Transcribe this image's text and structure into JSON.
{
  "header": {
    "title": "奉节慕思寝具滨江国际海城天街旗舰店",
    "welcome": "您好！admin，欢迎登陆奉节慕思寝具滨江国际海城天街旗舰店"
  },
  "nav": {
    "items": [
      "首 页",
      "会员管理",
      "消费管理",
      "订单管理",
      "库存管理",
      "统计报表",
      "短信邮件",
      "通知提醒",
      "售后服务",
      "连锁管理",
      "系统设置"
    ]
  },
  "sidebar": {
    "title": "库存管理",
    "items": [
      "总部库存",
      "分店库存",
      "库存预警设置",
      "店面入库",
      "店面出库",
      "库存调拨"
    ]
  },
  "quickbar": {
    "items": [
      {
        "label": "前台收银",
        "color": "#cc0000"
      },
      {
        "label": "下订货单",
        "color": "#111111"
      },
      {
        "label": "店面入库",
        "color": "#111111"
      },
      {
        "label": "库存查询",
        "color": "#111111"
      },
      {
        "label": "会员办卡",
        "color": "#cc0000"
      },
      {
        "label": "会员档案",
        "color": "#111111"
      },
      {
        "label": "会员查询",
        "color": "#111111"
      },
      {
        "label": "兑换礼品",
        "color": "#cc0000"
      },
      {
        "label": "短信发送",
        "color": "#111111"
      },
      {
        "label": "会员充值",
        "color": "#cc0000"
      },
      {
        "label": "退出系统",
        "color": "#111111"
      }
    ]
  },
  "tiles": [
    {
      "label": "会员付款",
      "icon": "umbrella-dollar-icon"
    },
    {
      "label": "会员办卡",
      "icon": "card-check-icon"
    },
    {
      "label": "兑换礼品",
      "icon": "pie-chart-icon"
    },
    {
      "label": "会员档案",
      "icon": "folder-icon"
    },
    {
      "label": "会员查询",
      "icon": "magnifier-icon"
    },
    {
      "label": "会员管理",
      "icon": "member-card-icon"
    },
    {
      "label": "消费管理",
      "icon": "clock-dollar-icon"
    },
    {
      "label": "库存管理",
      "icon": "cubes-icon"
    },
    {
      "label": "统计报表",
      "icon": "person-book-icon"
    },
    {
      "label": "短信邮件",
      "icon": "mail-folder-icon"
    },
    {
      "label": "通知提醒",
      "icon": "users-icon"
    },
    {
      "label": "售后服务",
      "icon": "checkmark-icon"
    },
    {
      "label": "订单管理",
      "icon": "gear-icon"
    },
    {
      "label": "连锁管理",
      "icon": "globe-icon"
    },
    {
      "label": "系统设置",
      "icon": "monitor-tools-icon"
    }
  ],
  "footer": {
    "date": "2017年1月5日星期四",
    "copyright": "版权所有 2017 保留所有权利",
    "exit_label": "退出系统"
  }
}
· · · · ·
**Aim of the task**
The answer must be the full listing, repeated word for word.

**Task response**
Transcribe this image's text and structure into JSON.
{
  "header": {
    "title": "奉节慕思寝具滨江国际海城天街旗舰店",
    "welcome": "您好！admin，欢迎登陆奉节慕思寝具滨江国际海城天街旗舰店"
  },
  "nav": {
    "items": [
      "首 页",
      "会员管理",
      "消费管理",
      "订单管理",
      "库存管理",
      "统计报表",
      "短信邮件",
      "通知提醒",
      "售后服务",
      "连锁管理",
      "系统设置"
    ]
  },
  "sidebar": {
    "title": "库存管理",
    "items": [
      "总部库存",
      "分店库存",
      "库存预警设置",
      "店面入库",
      "店面出库",
      "库存调拨"
    ]
  },
  "quickbar": {
    "items": [
      {
        "label": "前台收银",
        "color": "#cc0000"
      },
      {
        "label": "下订货单",
        "color": "#111111"
      },
      {
        "label": "店面入库",
        "color": "#111111"
      },
      {
        "label": "库存查询",
        "color": "#111111"
      },
      {
        "label": "会员办卡",
        "color": "#cc0000"
      },
      {
        "label": "会员档案",
        "color": "#111111"
      },
      {
        "label": "会员查询",
        "color": "#111111"
      },
      {
        "label": "兑换礼品",
        "color": "#cc0000"
      },
      {
        "label": "短信发送",
        "color": "#111111"
      },
      {
        "label": "会员充值",
        "color": "#cc0000"
      },
      {
        "label": "退出系统",
        "color": "#111111"
      }
    ]
  },
  "tiles": [
    {
      "label": "会员付款",
      "icon": "umbrella-dollar-icon"
    },
    {
      "label": "会员办卡",
      "icon": "card-check-icon"
    },
    {
      "label": "兑换礼品",
      "icon": "pie-chart-icon"
    },
    {
      "label": "会员档案",
      "icon": "folder-icon"
    },
    {
      "label": "会员查询",
      "icon": "magnifier-icon"
    },
    {
      "label": "会员管理",
      "icon": "member-card-icon"
    },
    {
      "label": "消费管理",
      "icon": "clock-dollar-icon"
    },
    {
      "label": "库存管理",
      "icon": "cubes-icon"
    },
    {
      "label": "统计报表",
      "icon": "person-book-icon"
    },
    {
      "label": "短信邮件",
      "icon": "mail-folder-icon"
    },
    {
      "label": "通知提醒",
      "icon": "users-icon"
    },
    {
      "label": "售后服务",
      "icon": "checkmark-icon"
    },
    {
      "label": "订单管理",
      "icon": "gear-icon"
    },
    {
      "label": "连锁管理",
      "icon": "globe-icon"
    },
    {
      "label": "系统设置",
      "icon": "monitor-tools-icon"
    }
  ],
  "footer": {
    "date": "2017年1月5日星期四",
    "copyright": "版权所有 2017 保留所有权利",
    "exit_label": "退出系统"
  }
}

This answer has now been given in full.